Like the mad-house portrayed in political satire The Thick of It, comms professionals can and do overreact to what they perceive as a ‘crisis’; making a mountain out of what is actually a very small molehill. I’ll spare the blushes of the PRs who shared stories of overreactions at Social Media Week, but to illustrate my point I’ll borrow again from The Thick of It. In one of my favourite scenes, Malcolm Tucker (a fictional Downing Street Director of Communications, loosely based on Alastair Campbell) tells a civil servant to “nuke and rebuke” the BBC for some perceived slight. Overreaction leads in turn to a gaggle of journalists ‘doorstepping’ the (fictional) Department for Social Affairs and Citizenship and eventually to Tucker’s downfall in the final series when his role is scrutinised. This is a classic, if exaggerated, example of how people working in comms can sometimes create a crisis out of what is actually a small blip. As another delegate at Social Media Week said: it’s important to profile those creating negative ‘noise’ about your brand or organisation, it could just be a particular lobby group or sectional interest, for example.  If the problem-noise ‘infects’ elements of your consumer base, that’s when you’re in trouble.

The moral of this story for PRs is simple: when it comes to crises, be proportionate in your response.  Hysteria gets you nowhere.

Share this story:

Read more from the blog

Comms planning

What can 'The Rise and Fall of Abercrombie & Fitch' teach us about managing reputations?

Lucas Jackson analyses Netflix's latest documentary on Abercrombie and Fitch, discussing its impact on reputation. ...Read more

Lucas Jackson
Lucas Jackson
Tech News

April showers bring May flowers in the form of exciting tech innovation

May has brought a range of innovation across the tech sector, from AI to VR and more. ...Read more

Megan Hogg
Megan Hogg
Claire Walker

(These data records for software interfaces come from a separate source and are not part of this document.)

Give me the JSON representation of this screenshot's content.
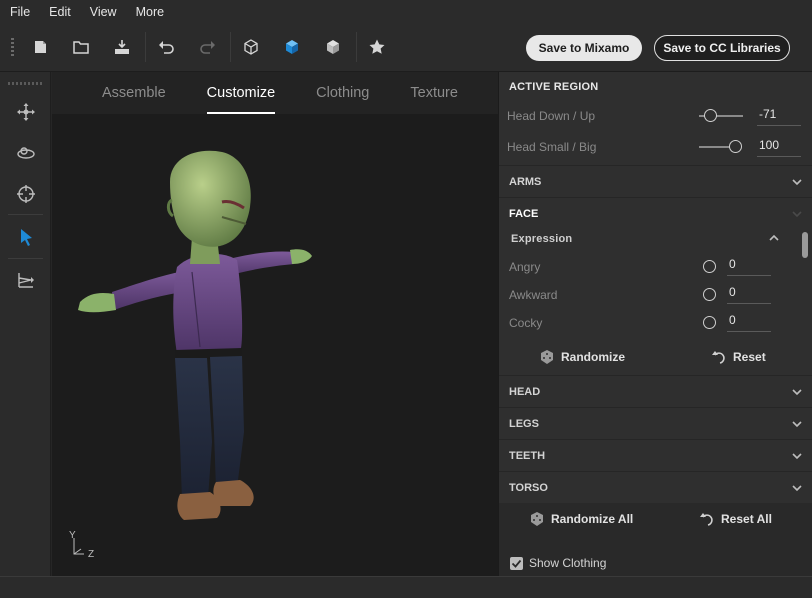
{
  "menu": {
    "file": "File",
    "edit": "Edit",
    "view": "View",
    "more": "More"
  },
  "toolbar": {
    "save_mixamo": "Save to Mixamo",
    "save_cc": "Save to CC Libraries",
    "accent_color": "#1e8ad6"
  },
  "tabs": [
    "Assemble",
    "Customize",
    "Clothing",
    "Texture"
  ],
  "viewport": {
    "axis_y": "Y",
    "axis_z": "Z"
  },
  "panel": {
    "active_region": "ACTIVE REGION",
    "head_down_up": {
      "label": "Head Down / Up",
      "value": "-71",
      "level": 0.1
    },
    "head_small_big": {
      "label": "Head Small / Big",
      "value": "100",
      "level": 1.0
    },
    "arms": "ARMS",
    "face": "FACE",
    "expression": "Expression",
    "expr_items": [
      {
        "label": "Angry",
        "value": "0"
      },
      {
        "label": "Awkward",
        "value": "0"
      },
      {
        "label": "Cocky",
        "value": "0"
      }
    ],
    "randomize": "Randomize",
    "reset": "Reset",
    "head": "HEAD",
    "legs": "LEGS",
    "teeth": "TEETH",
    "torso": "TORSO",
    "randomize_all": "Randomize All",
    "reset_all": "Reset All",
    "show_clothing": "Show Clothing"
  }
}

A virtual playground: How can VR tools benefit your comms efforts?

As VR adoption increases, the technology is transforming both the world of work and our personal lives. How can comms professionals leverage VR for campaigns? ...Read more

Claire Walker
Claire Walker

Add a comment

This site uses Akismet to reduce spam. Learn how your comment data is processed.

Is it time to shape your reputation?

We operate in London, Paris and Munich, and have a network of like-minded partners across the globe.

Get in touch

Sign up to Spark, our newsletter

Receive thought pieces from our leadership team, views on the news, tool of the month and light relief for comms folk

You can unsubscribe at any time, please read our privacy policy for more information